Christina Trampota

Community Development Financial Institutions (CDFIs) are banking institutions designed specifically to serve underbanked communities. These communities are often low on the socio-economic ladder, and they often need financial services designed specifically for them. But because the traditional banking model often views people and businesses in these communities as high risk, they’re often overlooked.

That’s where financial institutions like Quontic Bank come in. Quontic Bank is a CDFI based in New York City, but because of their emphasis on the mobile experience, they’re able to serve customers in all 50 states. Patrick Sells, Quontic’s Chief Innovation Officer and this week’s guest on the Fintech Growth Talk, sees this not only as an advantage but an evolution.

According to Sells, Quontic is aiming to be the first “mobile-only” banking institution by essentially getting rid of online banking and moving all functions to their mobile application. This suits Quontic’s customers and their needs well, given that approximately 71 percent of U.S. adults earning less than $30,000 per year own a smartphone. That might be smaller than smartphone penetration among all incomes (96 percent), but only 56 percent of adults in that income bracket have home broadband. In other words, people in underserved communities dramatically rely on their smartphones for everything related to the internet, including banking.

For CDFIs, moving to mobile-only is a logical step, says Sells. For the underbanked, CDFIs have more flexibility around borrower requirements on loans, which is the top banking service underserved populations often need. Traditional banks have tighter regulations and policies that have been developed over decades, but they were never designed for the modern economy. For example, most gig economy workers are underbanked because the documents they have don’t check the boxes a traditional bank requires. So, it’s more difficult for them to get mortgages and loans. However, there is a lot of other data that banks can now analyze and still make responsible loans that are good for both the borrower and lender. That’s why being able to open an account in three minutes on a mobile app is an essential benefit mobile-only CDFIs can offer, but it’s also a starting point for all other banking services.

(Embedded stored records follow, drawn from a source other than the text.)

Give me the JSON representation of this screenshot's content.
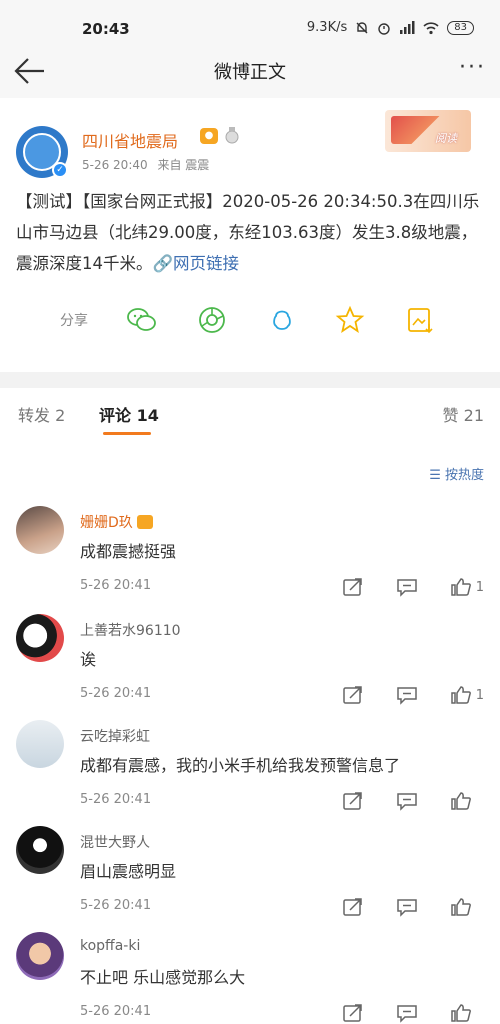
{
  "status": {
    "time": "20:43",
    "net_speed": "9.3K/s",
    "battery": "83"
  },
  "nav": {
    "title": "微博正文",
    "more": "···"
  },
  "post": {
    "author": "四川省地震局",
    "time": "5-26 20:40",
    "source": "来自 震震",
    "anniversary_stamp": "阅读",
    "body": "【测试】【国家台网正式报】2020-05-26 20:34:50.3在四川乐山市马边县（北纬29.00度，东经103.63度）发生3.8级地震，震源深度14千米。",
    "link_text": "网页链接",
    "share_label": "分享",
    "share_icons": [
      "wechat-icon",
      "moments-icon",
      "qq-icon",
      "qzone-star-icon",
      "save-image-icon"
    ]
  },
  "tabs": {
    "repost": "转发 2",
    "comments": "评论 14",
    "likes": "赞 21"
  },
  "sort_label": "按热度",
  "comments": [
    {
      "user": "姗姗D玖",
      "text": "成都震撼挺强",
      "time": "5-26 20:41",
      "likes": "1"
    },
    {
      "user": "上善若水96110",
      "text": "诶",
      "time": "5-26 20:41",
      "likes": "1"
    },
    {
      "user": "云吃掉彩虹",
      "text": "成都有震感，我的小米手机给我发预警信息了",
      "time": "5-26 20:41",
      "likes": ""
    },
    {
      "user": "混世大野人",
      "text": "眉山震感明显",
      "time": "5-26 20:41",
      "likes": ""
    },
    {
      "user": "kopffa-ki",
      "text": "不止吧 乐山感觉那么大",
      "time": "5-26 20:41",
      "likes": ""
    }
  ],
  "colors": {
    "accent": "#f27a1e",
    "author": "#e06a1c",
    "link": "#3e6fb2",
    "share_green": "#4cb84c",
    "share_blue": "#2aa6e0",
    "share_yellow": "#f5b400"
  }
}
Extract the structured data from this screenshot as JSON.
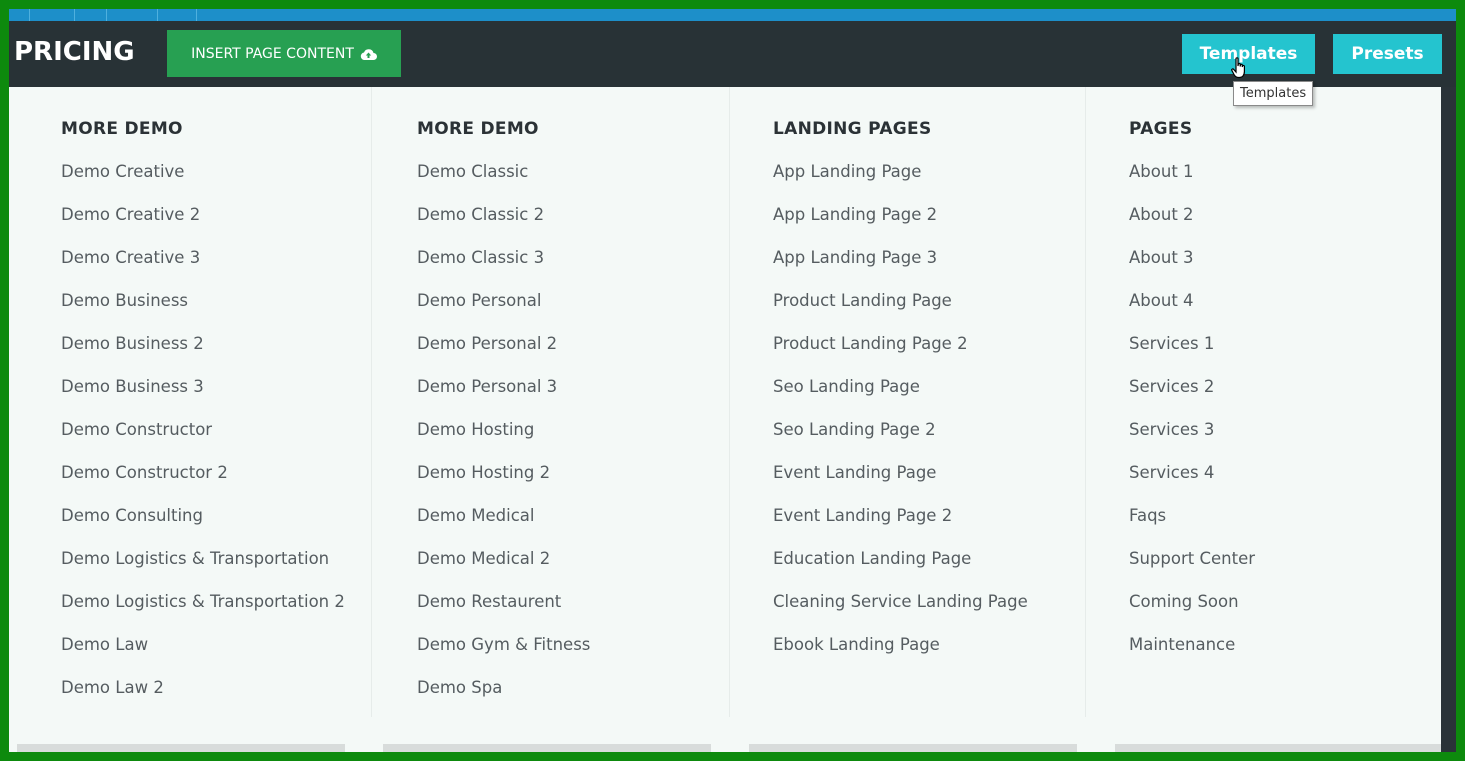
{
  "header": {
    "title": "PRICING",
    "insert_label": "INSERT PAGE CONTENT",
    "templates_label": "Templates",
    "presets_label": "Presets",
    "tooltip": "Templates"
  },
  "colors": {
    "accent": "#24c4cf",
    "insert_button": "#27a052",
    "header_bg": "#283236",
    "menu_bg": "#f4f9f7"
  },
  "menu": {
    "columns": [
      {
        "heading": "MORE DEMO",
        "items": [
          "Demo Creative",
          "Demo Creative 2",
          "Demo Creative 3",
          "Demo Business",
          "Demo Business 2",
          "Demo Business 3",
          "Demo Constructor",
          "Demo Constructor 2",
          "Demo Consulting",
          "Demo Logistics & Transportation",
          "Demo Logistics & Transportation 2",
          "Demo Law",
          "Demo Law 2"
        ]
      },
      {
        "heading": "MORE DEMO",
        "items": [
          "Demo Classic",
          "Demo Classic 2",
          "Demo Classic 3",
          "Demo Personal",
          "Demo Personal 2",
          "Demo Personal 3",
          "Demo Hosting",
          "Demo Hosting 2",
          "Demo Medical",
          "Demo Medical 2",
          "Demo Restaurent",
          "Demo Gym & Fitness",
          "Demo Spa"
        ]
      },
      {
        "heading": "LANDING PAGES",
        "items": [
          "App Landing Page",
          "App Landing Page 2",
          "App Landing Page 3",
          "Product Landing Page",
          "Product Landing Page 2",
          "Seo Landing Page",
          "Seo Landing Page 2",
          "Event Landing Page",
          "Event Landing Page 2",
          "Education Landing Page",
          "Cleaning Service Landing Page",
          "Ebook Landing Page"
        ]
      },
      {
        "heading": "PAGES",
        "items": [
          "About 1",
          "About 2",
          "About 3",
          "About 4",
          "Services 1",
          "Services 2",
          "Services 3",
          "Services 4",
          "Faqs",
          "Support Center",
          "Coming Soon",
          "Maintenance"
        ]
      }
    ]
  }
}
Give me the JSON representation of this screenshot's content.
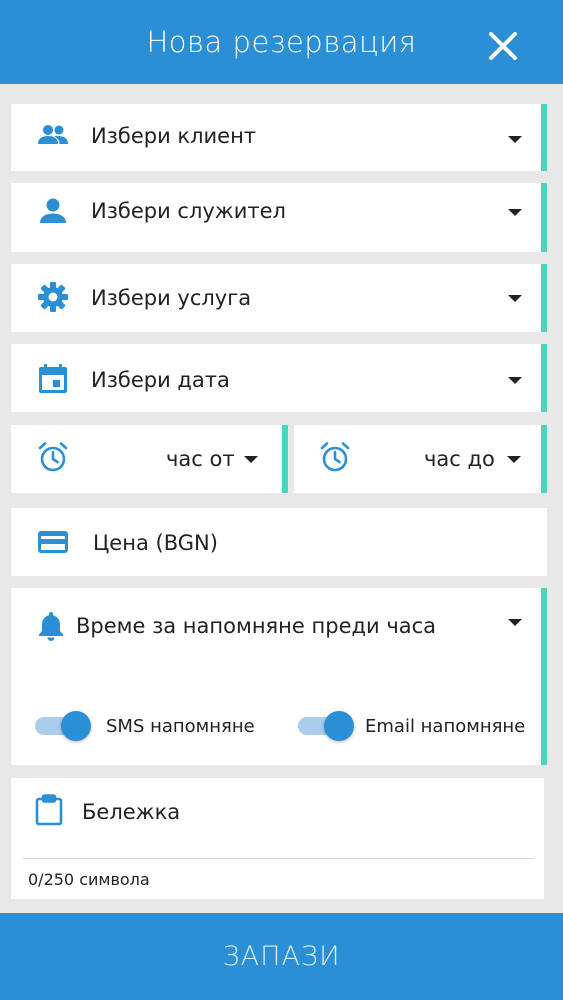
{
  "header": {
    "title": "Нова резервация"
  },
  "fields": {
    "client": "Избери клиент",
    "employee": "Избери служител",
    "service": "Избери услуга",
    "date": "Избери дата",
    "time_from": "час от",
    "time_to": "час до",
    "price": "Цена (BGN)",
    "reminder": "Време за напомняне преди часа"
  },
  "toggles": {
    "sms": {
      "label": "SMS напомняне",
      "on": true
    },
    "email": {
      "label": "Email напомняне",
      "on": true
    }
  },
  "note": {
    "label": "Бележка",
    "counter": "0/250 символа"
  },
  "save": {
    "label": "ЗАПАЗИ"
  },
  "colors": {
    "primary": "#2b8fd6",
    "accent": "#4cd3bb",
    "background": "#e8e8e8",
    "icon": "#2b8fd6"
  }
}
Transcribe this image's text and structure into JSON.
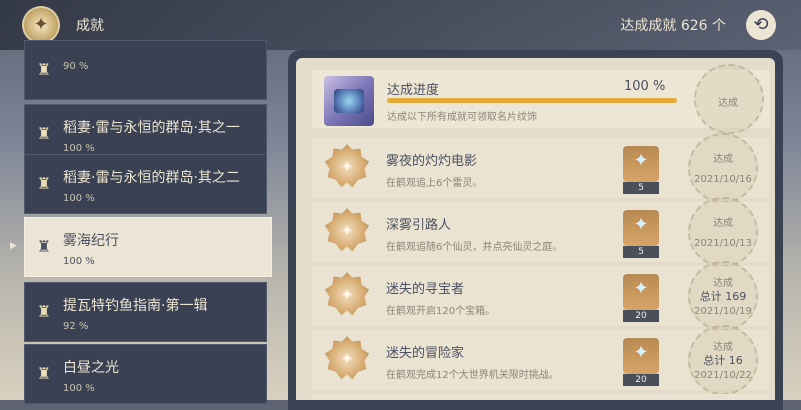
{
  "header": {
    "title": "成就",
    "total_label": "达成成就 626 个"
  },
  "sidebar": {
    "items": [
      {
        "name": "",
        "pct": "90 %"
      },
      {
        "name": "稻妻·雷与永恒的群岛·其之一",
        "pct": "100 %"
      },
      {
        "name": "稻妻·雷与永恒的群岛·其之二",
        "pct": "100 %"
      },
      {
        "name": "雾海纪行",
        "pct": "100 %"
      },
      {
        "name": "提瓦特钓鱼指南·第一辑",
        "pct": "92 %"
      },
      {
        "name": "白昼之光",
        "pct": "100 %"
      }
    ]
  },
  "progress": {
    "title": "达成进度",
    "pct_label": "100 %",
    "fill": 1.0,
    "description": "达成以下所有成就可领取名片纹饰",
    "status": "达成"
  },
  "achievements": [
    {
      "name": "雾夜的灼灼电影",
      "desc": "在鹤观追上6个雷灵。",
      "reward": "5",
      "status": "达成",
      "total": "",
      "date": "2021/10/16"
    },
    {
      "name": "深雾引路人",
      "desc": "在鹤观追随6个仙灵，并点亮仙灵之庭。",
      "reward": "5",
      "status": "达成",
      "total": "",
      "date": "2021/10/13"
    },
    {
      "name": "迷失的寻宝者",
      "desc": "在鹤观开启120个宝箱。",
      "reward": "20",
      "status": "达成",
      "total": "总计 169",
      "date": "2021/10/19"
    },
    {
      "name": "迷失的冒险家",
      "desc": "在鹤观完成12个大世界机关限时挑战。",
      "reward": "20",
      "status": "达成",
      "total": "总计 16",
      "date": "2021/10/22"
    }
  ],
  "colors": {
    "accent": "#e3a93b",
    "panel": "#e4dccb",
    "sidebar": "#3a4152"
  }
}
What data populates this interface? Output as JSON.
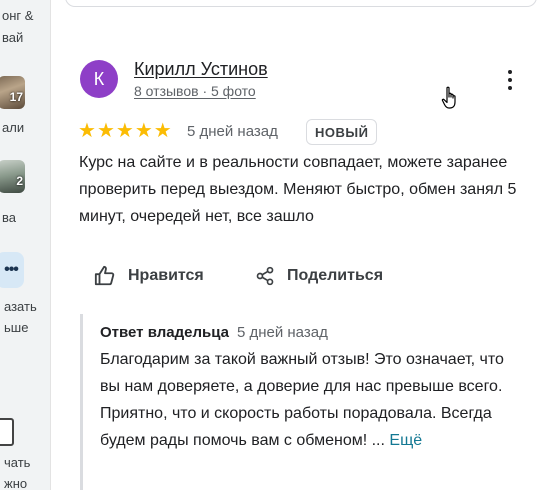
{
  "rail": {
    "item1_label_line1": "онг &",
    "item1_label_line2": "вай",
    "item2_badge": "17",
    "item2_label": "али",
    "item3_badge": "2",
    "item3_label": "ва",
    "more_label_line1": "азать",
    "more_label_line2": "ьше",
    "doc_label_line1": "чать",
    "doc_label_line2": "жно"
  },
  "review": {
    "avatar_letter": "К",
    "author": "Кирилл Устинов",
    "meta": "8 отзывов · 5 фото",
    "rating": 5,
    "date": "5 дней назад",
    "badge": "НОВЫЙ",
    "text": "Курс на сайте и в реальности совпадает, можете заранее проверить перед выездом. Меняют быстро, обмен занял 5 минут, очередей нет, все зашло"
  },
  "actions": {
    "like_label": "Нравится",
    "share_label": "Поделиться"
  },
  "owner_reply": {
    "author": "Ответ владельца",
    "date": "5 дней назад",
    "text": "Благодарим за такой важный отзыв! Это означает, что вы нам доверяете, а доверие для нас превыше всего. Приятно, что и скорость работы порадовала. Всегда будем рады помочь вам с обменом! ...",
    "more_label": "Ещё"
  },
  "icons": {
    "like": "thumbs-up-icon",
    "share": "share-icon",
    "menu": "more-vert-icon",
    "star_color": "#fbbc04"
  }
}
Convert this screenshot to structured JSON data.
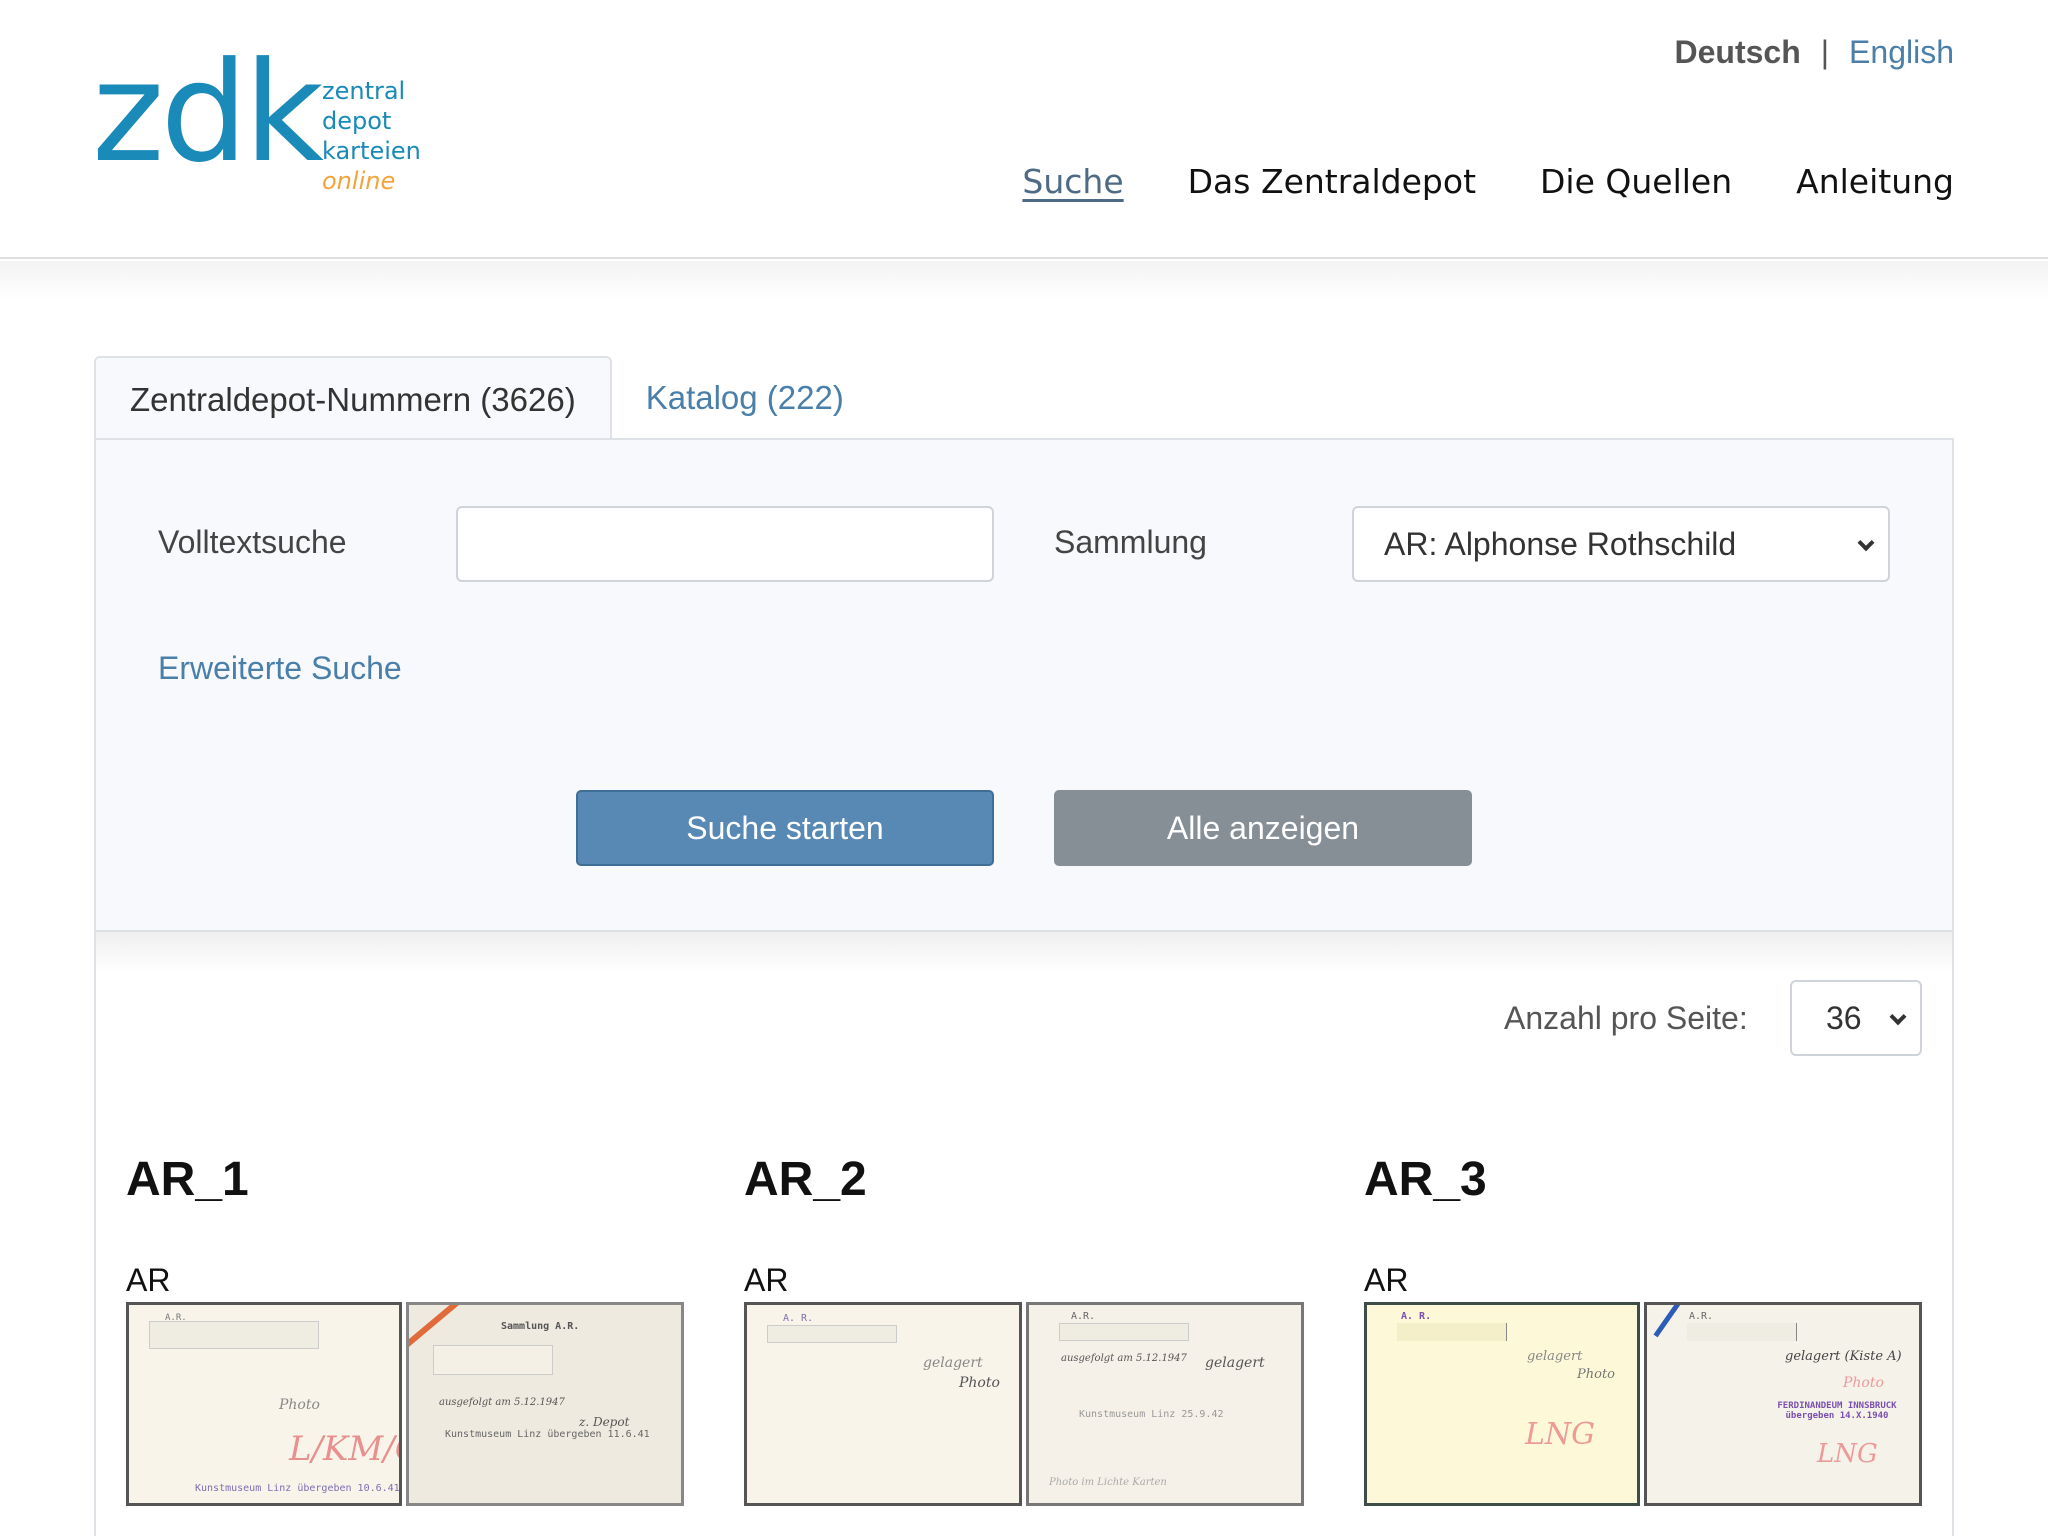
{
  "header": {
    "logo": {
      "mark": "zdk",
      "words": [
        "zentral",
        "depot",
        "karteien"
      ],
      "suffix": "online",
      "colors": {
        "primary": "#1a8ab8",
        "accent": "#f5a339"
      }
    },
    "languages": {
      "active": "Deutsch",
      "separator": "|",
      "other": "English"
    },
    "nav": [
      {
        "label": "Suche",
        "active": true
      },
      {
        "label": "Das Zentraldepot",
        "active": false
      },
      {
        "label": "Die Quellen",
        "active": false
      },
      {
        "label": "Anleitung",
        "active": false
      }
    ]
  },
  "tabs": [
    {
      "label": "Zentraldepot-Nummern (3626)",
      "active": true
    },
    {
      "label": "Katalog (222)",
      "active": false
    }
  ],
  "search": {
    "fulltext_label": "Volltextsuche",
    "fulltext_value": "",
    "collection_label": "Sammlung",
    "collection_selected": "AR: Alphonse Rothschild",
    "advanced_link": "Erweiterte Suche",
    "start_button": "Suche starten",
    "show_all_button": "Alle anzeigen"
  },
  "results": {
    "per_page_label": "Anzahl pro Seite:",
    "per_page_value": "36",
    "items": [
      {
        "title": "AR_1",
        "collection": "AR",
        "cards": [
          {
            "stamp": "Kunstmuseum Linz übergeben 10.6.41",
            "handwriting": [
              "Photo",
              "L/KM/GV"
            ]
          },
          {
            "heading": "Sammlung A.R.",
            "stamp": "Kunstmuseum Linz übergeben 11.6.41",
            "handwriting": [
              "ausgefolgt am 5.12.1947",
              "z. Depot"
            ]
          }
        ]
      },
      {
        "title": "AR_2",
        "collection": "AR",
        "cards": [
          {
            "heading": "A. R.",
            "handwriting": [
              "gelagert",
              "Photo"
            ]
          },
          {
            "heading": "A.R.",
            "stamp": "Kunstmuseum Linz 25.9.42",
            "handwriting": [
              "ausgefolgt am 5.12.1947",
              "gelagert",
              "Photo im Lichte Karten"
            ]
          }
        ]
      },
      {
        "title": "AR_3",
        "collection": "AR",
        "cards": [
          {
            "heading": "A. R.",
            "handwriting": [
              "gelagert",
              "Photo",
              "LNG"
            ]
          },
          {
            "heading": "A.R.",
            "stamp": "FERDINANDEUM INNSBRUCK übergeben 14.X.1940",
            "handwriting": [
              "gelagert (Kiste A)",
              "Photo",
              "LNG"
            ]
          }
        ]
      }
    ]
  }
}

That said, it’s not realistic to be mobile or not, or digital or not. Sells believes the future of banking is a much more integrated mobile/in-person experience. In fact, he envisions a future where customers can use self-serve kiosks in physical branches to conduct all their banking (not just ATM deposits and withdrawals) that are safer and more secure.

What’s holding back the banking industry, then, from adopting these more customer-centric digital features? Sells believes it’s a lack of developers working directly in banks. Most banks typically outsource this function to development agencies and fintech firms. The challenge, of course, is regulation. Where fintechs often thrive with innovation, they also often fall short when it comes to understanding compliance and implementing technologies and/or policies that protect them and the financial institution with whom they’ve partnered. But having developers in house can make a huge difference because they have “all the keys to the kingdom,” and don’t have as many regulatory obstacles to getting the data they need to develop digital services.

Of course, mobile-only banking is likely to accelerate because of COVID, but innovation will as well. There’s not a bank out there that doesn’t want to innovate, says Sells, and it’s often just a matter of cross-breeding innovators with compliance officers at both fintech firms and financial institutions.


Patrick Sells, an award-winning entrepreneur recognized for digital innovation in banking, is on a mission to transform financial services through the fusion of Bitcoin and banking. A deeply held belief of Patrick’s is that the two should be symbiotic in order to create maximum financial security for all. As the Head of NYDIG's Bank Solutions business, Patrick will build upon the momentum from NYDIG's efforts to bring the needed technological infrastructure for banks to be able to offer Bitcoin products and services such as custody, rewards programs and lending opportunities. Prior to joining NYDIG, Patrick served as Chief Innovation Officer at Quontic Bank, where he evolved the firm into a leading adaptive digital bank in the U.S. through a focus on technology and innovation. Prior to Quontic, he built and ran several technology, data and digital marketing companies, and has advised banks and fintech companies on regulatory compliance.

Listen to our full interview with Patrick Sells here: